Megan Swoyer: What are some of your favorite projects, and why?
Staci Meyers: I’m not sure I have a favorite. To me, each project is more than just a design — it’s personal, and I love creating spaces people enjoy.
(That being said), I have to name a few. One was a Mid-century historic renovation, a home that had great bones and beautiful views of a ravine. A Franklin residence was a major renovation, and full of color. The first powder room (I did, which) was a side project for me before I officially started my design practice. It was a small project, but I’d been given the freedom to design details that were custom, and a fun surprise.
MS: What do you find to be a challenge when designing?
SM: Being patient. I love what I do so much, it’s often hard to wait to see things in the completed stage. Especially right now, (because the) timing of things isn’t the same, and I’m learning that all great things come to those who wait.
MS: What did you love about working on the home that’s featured in the winter issue?

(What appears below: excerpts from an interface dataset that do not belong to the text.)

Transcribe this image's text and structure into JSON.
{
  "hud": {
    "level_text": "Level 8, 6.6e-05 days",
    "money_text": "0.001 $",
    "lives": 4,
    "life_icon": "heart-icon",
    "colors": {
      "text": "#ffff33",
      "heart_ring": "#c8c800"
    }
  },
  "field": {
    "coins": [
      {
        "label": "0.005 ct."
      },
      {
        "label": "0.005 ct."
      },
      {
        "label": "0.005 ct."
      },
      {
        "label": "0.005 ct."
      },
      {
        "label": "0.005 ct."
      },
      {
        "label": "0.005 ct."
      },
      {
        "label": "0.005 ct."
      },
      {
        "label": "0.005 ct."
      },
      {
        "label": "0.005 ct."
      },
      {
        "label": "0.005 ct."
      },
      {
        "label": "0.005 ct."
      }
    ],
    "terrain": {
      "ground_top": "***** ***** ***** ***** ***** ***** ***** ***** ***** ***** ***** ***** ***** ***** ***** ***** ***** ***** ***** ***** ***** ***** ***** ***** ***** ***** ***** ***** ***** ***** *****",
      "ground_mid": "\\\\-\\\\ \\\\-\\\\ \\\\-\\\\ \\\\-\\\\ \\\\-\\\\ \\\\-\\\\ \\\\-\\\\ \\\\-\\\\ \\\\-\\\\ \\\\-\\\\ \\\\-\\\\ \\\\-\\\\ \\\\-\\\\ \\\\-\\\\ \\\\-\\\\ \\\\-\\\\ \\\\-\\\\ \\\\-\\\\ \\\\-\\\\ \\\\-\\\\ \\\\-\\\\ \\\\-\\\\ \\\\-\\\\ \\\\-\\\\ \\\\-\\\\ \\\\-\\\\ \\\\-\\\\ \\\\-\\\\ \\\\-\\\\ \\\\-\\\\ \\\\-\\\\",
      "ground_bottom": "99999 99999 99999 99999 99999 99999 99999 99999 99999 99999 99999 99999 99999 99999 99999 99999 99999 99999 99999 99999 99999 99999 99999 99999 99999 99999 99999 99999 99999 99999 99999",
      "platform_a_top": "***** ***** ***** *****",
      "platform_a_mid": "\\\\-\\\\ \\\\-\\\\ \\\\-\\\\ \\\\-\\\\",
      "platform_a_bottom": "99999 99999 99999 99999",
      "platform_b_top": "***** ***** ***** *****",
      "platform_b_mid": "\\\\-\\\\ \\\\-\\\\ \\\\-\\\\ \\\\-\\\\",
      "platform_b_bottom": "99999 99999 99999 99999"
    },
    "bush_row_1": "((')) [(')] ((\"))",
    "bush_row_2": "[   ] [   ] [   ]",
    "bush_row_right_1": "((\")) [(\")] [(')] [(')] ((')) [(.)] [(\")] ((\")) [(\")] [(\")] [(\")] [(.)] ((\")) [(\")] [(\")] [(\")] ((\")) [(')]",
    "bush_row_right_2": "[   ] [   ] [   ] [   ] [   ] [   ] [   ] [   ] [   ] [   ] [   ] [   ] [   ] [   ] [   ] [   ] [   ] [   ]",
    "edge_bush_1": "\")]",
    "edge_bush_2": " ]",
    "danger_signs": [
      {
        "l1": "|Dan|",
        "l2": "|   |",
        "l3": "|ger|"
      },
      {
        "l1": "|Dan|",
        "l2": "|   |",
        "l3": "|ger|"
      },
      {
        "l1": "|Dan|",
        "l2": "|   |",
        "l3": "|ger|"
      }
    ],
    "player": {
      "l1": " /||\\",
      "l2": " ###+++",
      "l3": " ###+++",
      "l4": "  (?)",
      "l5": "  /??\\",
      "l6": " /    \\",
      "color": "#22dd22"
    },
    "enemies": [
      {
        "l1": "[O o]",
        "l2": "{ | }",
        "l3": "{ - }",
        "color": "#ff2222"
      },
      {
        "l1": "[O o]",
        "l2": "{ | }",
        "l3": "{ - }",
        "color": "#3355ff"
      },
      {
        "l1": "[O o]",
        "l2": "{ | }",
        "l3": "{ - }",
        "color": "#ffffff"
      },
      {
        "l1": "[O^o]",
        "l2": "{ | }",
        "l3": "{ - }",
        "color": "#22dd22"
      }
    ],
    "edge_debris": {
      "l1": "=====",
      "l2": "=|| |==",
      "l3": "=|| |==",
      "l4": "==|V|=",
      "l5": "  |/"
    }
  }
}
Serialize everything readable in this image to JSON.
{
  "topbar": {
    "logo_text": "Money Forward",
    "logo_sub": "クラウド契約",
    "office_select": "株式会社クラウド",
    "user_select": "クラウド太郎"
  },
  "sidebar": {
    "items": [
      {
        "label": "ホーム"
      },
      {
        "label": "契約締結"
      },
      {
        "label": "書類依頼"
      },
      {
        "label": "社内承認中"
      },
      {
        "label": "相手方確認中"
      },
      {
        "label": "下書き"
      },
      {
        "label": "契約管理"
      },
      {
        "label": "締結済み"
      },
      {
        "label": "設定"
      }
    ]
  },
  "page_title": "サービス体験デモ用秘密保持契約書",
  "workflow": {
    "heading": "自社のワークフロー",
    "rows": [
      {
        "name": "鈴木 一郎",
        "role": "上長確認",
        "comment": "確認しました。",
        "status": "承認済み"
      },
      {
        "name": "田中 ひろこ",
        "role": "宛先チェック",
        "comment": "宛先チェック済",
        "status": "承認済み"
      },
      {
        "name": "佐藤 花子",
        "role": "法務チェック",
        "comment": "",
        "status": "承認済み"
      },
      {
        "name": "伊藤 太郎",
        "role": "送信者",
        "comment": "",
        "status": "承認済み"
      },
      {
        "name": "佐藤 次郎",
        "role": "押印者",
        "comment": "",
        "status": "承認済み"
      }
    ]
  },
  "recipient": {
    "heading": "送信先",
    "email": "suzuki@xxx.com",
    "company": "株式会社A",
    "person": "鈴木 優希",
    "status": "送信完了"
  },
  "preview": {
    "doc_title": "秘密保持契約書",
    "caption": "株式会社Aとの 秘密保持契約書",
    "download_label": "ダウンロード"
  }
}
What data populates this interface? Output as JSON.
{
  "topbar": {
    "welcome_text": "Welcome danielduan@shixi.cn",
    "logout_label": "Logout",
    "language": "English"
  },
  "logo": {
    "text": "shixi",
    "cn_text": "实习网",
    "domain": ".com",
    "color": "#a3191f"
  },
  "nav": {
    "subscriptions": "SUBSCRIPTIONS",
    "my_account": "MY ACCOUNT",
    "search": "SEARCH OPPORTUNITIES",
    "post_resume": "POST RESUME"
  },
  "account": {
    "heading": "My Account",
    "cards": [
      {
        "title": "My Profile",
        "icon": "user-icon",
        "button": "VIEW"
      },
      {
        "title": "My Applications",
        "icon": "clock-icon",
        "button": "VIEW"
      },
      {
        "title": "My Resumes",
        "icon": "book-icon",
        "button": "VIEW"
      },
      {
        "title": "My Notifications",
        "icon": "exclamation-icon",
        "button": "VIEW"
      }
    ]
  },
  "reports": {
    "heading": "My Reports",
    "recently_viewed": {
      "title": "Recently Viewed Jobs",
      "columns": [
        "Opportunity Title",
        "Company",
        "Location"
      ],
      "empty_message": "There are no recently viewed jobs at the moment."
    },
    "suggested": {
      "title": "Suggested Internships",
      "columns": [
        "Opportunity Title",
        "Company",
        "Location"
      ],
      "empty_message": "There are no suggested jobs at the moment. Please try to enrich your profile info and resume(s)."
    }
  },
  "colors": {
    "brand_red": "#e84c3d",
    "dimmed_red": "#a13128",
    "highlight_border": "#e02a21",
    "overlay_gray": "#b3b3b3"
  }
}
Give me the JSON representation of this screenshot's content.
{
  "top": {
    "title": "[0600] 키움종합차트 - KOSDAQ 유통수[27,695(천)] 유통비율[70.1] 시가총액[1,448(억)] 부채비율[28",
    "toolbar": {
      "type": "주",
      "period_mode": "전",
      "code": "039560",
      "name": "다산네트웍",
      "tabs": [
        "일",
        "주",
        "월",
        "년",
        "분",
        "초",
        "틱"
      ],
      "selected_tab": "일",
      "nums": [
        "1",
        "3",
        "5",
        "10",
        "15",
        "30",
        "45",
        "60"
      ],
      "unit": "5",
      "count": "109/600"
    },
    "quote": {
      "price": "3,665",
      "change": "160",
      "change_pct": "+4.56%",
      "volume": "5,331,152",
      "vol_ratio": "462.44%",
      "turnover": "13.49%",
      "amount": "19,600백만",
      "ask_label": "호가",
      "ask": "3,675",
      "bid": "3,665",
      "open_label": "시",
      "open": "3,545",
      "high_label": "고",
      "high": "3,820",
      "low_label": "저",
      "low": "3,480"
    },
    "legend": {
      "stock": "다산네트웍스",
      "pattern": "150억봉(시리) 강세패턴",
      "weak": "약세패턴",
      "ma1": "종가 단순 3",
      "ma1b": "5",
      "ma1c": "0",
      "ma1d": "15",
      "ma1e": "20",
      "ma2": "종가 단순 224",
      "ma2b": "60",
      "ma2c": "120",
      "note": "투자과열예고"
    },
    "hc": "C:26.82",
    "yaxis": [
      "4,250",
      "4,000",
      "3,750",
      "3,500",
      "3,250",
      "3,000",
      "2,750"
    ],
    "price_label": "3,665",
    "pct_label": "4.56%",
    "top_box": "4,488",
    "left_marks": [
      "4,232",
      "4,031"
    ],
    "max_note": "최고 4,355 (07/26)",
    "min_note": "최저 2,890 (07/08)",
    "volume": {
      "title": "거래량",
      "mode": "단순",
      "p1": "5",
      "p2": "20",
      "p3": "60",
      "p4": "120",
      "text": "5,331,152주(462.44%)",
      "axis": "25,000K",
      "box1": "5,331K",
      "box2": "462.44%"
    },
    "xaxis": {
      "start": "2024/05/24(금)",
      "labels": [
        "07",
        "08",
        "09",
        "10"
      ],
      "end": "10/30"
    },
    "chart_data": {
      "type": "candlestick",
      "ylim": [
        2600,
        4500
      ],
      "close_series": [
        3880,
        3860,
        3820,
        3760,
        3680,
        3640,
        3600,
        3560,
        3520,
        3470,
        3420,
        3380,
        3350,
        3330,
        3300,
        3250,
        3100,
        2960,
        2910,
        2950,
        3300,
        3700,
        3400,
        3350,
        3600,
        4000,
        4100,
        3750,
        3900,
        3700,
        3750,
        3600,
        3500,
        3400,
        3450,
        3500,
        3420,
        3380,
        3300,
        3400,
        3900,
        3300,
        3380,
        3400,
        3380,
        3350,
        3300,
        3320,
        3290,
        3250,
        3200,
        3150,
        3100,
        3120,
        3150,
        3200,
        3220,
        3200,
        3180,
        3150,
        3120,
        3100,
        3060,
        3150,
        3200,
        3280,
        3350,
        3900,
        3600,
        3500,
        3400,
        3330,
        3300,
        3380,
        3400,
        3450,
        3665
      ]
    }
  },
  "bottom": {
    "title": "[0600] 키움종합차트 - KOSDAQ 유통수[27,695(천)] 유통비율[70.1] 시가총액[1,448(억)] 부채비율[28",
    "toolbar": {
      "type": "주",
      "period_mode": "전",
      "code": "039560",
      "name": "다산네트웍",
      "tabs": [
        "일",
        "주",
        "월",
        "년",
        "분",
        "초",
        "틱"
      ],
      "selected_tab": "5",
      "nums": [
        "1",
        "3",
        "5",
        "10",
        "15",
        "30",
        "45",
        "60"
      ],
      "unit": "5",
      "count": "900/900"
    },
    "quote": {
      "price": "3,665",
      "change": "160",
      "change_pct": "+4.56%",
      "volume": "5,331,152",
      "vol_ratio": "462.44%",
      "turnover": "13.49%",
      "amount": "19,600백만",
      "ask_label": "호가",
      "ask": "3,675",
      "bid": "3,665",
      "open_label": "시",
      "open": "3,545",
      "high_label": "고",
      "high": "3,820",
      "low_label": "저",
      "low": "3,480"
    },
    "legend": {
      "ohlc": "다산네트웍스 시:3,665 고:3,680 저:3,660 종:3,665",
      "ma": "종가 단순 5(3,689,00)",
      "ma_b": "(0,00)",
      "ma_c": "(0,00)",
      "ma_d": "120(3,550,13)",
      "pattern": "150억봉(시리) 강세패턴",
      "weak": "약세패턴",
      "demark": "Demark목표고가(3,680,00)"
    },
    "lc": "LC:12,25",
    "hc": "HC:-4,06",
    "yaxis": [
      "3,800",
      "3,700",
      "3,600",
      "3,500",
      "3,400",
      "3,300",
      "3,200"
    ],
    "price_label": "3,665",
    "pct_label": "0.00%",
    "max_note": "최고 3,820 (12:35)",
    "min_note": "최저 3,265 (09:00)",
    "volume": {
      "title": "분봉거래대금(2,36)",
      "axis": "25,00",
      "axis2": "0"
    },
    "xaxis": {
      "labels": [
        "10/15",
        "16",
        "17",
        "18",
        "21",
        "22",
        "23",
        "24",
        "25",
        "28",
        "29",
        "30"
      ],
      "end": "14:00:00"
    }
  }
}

SM: The timeless custom details in the wood paneling and the trim details throughout the home. The repetition of the white trim, rich wood, and clean, tailored selections made the home feel welcoming for family gatherings.
MS: Is it difficult to have your office at home, given that your kids are young and are often there while you work? How old are the twins now?
SM: Working from home was an easy transition. I had made the choice years back to add a private design studio to my personal residence. My twin boys, who are going to be 9 this February, have their own personal desks in the mudroom just down the hall from the studio. They’ve learned to be quiet when they stop in my office for something. They’ve met more of my clients in the past six months than in the last nine years!
MS: Is your husband into home design at all?
SM: Lonnie has learned the design industry over the past 15 years of our marriage. I know I’ve affected how he sees design and architecture. He’s quick to point out a flaw or a well-done detail when we’re out and visiting a new place.
MS: What does your in-home design studio look like?
SM: The design studio has some of my most treasured furniture. It features richly stained oak floors with warm white walls; and high, clean baseboards with trim details at the entry door and archways. Meetings take place in the conference room, at a rosewood Durland table and chairs. In the sitting area, you can curl up on my blue Vintage Womb Chair and Ottoman, or take a seat in my grandfather’s teak-framed sofa with black leather cushions. The walls (showcase) artwork with a pop of color, and the various awards and recognition the firm has earned over the years.
MS: What are some of your favorite elements in your home office?
SM: The custom walnut sit-stand desk, which keeps me moving. My original blue Womb Chair is a great place to curl up.
MS: What inspired you to go into design work?
SM: As a child, I loved watching “This Old House” with my dad. He also showed me how to draw in perspective, and introduced me to a few drafting tools. I was the kid at the checkout asking for the design plan magazines and using them to sketch my personal dream home.
MS: What’s the style in your own home?
SM: Modern with a pop of color, and the repetition of textures and details. Many of my furniture (pieces) and art are selected based on a few simple things, like memories of a loved one or travel.
MS: Do your favorite color choices also transcend to your wardrobe?
SM: I love blue, orange, and apple green, but everything is best in moderation. Navy is a color you can often spot me in. It’s a classic.
MS: You designed quite a few commercial spaces, right?
SM: I started my career designing restaurants, hotels, and corporate spaces. Some well-known projects are the Royal Park Hotel in Rochester, Plum Market in Bloomfield Hills and Ann Arbor (while working at Victor Saroki and Associates), and The Merchants Row in downtown Detroit (while at Kraemer Design Group). Because of this, I have a high standard for lighting design, specifications, drawings, and details that ensure my designs are achieved.
MS: What’s something we wouldn’t find in your home?
SM: A room without multiple lighting levels and options. Lighting is a factor that can’t be ignored.
Read about one of Staci’s featured home projects in the “Beginnings” article in Detroit Design here.